*EXERCISE AIM*. For each line of the data below that holds "shortcut", copy the line.

(Web page and app entries)
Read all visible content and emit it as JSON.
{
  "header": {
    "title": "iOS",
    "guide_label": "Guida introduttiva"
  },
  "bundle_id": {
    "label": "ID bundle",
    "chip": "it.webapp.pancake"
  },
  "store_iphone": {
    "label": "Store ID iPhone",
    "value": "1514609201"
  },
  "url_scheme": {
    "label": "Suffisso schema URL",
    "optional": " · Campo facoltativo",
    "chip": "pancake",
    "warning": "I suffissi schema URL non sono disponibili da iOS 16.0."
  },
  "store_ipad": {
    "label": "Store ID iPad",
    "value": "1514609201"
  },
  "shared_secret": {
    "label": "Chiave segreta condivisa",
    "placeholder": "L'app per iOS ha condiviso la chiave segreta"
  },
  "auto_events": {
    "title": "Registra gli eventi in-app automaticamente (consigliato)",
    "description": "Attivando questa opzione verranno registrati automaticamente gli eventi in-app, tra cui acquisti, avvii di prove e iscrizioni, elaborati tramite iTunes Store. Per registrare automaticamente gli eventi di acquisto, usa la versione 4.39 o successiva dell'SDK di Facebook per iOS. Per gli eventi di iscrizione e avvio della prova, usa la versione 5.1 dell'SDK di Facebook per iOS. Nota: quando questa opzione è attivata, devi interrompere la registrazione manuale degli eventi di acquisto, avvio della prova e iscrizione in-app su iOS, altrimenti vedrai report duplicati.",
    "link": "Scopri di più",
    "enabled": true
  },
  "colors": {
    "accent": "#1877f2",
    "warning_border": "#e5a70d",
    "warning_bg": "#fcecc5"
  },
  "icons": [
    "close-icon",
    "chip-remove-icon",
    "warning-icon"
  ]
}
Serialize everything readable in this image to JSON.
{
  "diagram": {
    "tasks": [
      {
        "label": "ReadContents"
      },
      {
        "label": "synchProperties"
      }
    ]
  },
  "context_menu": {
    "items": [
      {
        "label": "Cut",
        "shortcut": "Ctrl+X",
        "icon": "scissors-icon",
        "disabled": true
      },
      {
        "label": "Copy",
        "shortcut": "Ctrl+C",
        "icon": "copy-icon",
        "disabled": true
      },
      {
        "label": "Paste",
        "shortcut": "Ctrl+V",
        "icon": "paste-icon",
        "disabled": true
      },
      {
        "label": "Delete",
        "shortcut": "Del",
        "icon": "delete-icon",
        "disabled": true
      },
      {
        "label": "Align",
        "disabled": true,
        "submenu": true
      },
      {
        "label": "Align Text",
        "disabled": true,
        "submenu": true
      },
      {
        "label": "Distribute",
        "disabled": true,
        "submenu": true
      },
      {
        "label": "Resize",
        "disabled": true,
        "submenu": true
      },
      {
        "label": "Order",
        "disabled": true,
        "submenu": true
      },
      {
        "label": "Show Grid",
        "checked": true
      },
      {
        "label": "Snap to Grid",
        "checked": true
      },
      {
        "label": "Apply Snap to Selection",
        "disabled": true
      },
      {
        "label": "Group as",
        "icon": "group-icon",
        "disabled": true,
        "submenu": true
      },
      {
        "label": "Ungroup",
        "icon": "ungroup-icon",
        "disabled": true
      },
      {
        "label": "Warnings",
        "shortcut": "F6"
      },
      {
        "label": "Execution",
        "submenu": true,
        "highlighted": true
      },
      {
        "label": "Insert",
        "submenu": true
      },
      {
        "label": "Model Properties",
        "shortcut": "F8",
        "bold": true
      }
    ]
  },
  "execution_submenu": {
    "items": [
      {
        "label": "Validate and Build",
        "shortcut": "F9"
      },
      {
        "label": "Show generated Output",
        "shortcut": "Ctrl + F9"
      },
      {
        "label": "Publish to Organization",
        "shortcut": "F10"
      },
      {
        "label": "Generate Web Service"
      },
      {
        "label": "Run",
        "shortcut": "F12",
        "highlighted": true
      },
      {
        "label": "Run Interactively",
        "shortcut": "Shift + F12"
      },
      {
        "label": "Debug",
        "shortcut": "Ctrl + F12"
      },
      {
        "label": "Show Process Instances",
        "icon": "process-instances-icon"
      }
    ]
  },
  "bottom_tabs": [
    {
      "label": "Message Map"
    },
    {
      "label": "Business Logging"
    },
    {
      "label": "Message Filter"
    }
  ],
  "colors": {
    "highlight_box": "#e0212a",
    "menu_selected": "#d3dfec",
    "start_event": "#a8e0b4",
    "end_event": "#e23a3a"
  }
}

*ANSWER TO THIS PROBLEM*.
        "shortcut": "Ctrl+X",
        "shortcut": "Ctrl+C",
        "shortcut": "Ctrl+V",
        "shortcut": "Del",
        "shortcut": "F6"
        "shortcut": "F8",
        "shortcut": "F9"
        "shortcut": "Ctrl + F9"
        "shortcut": "F10"
        "shortcut": "F12",
        "shortcut": "Shift + F12"
        "shortcut": "Ctrl + F12"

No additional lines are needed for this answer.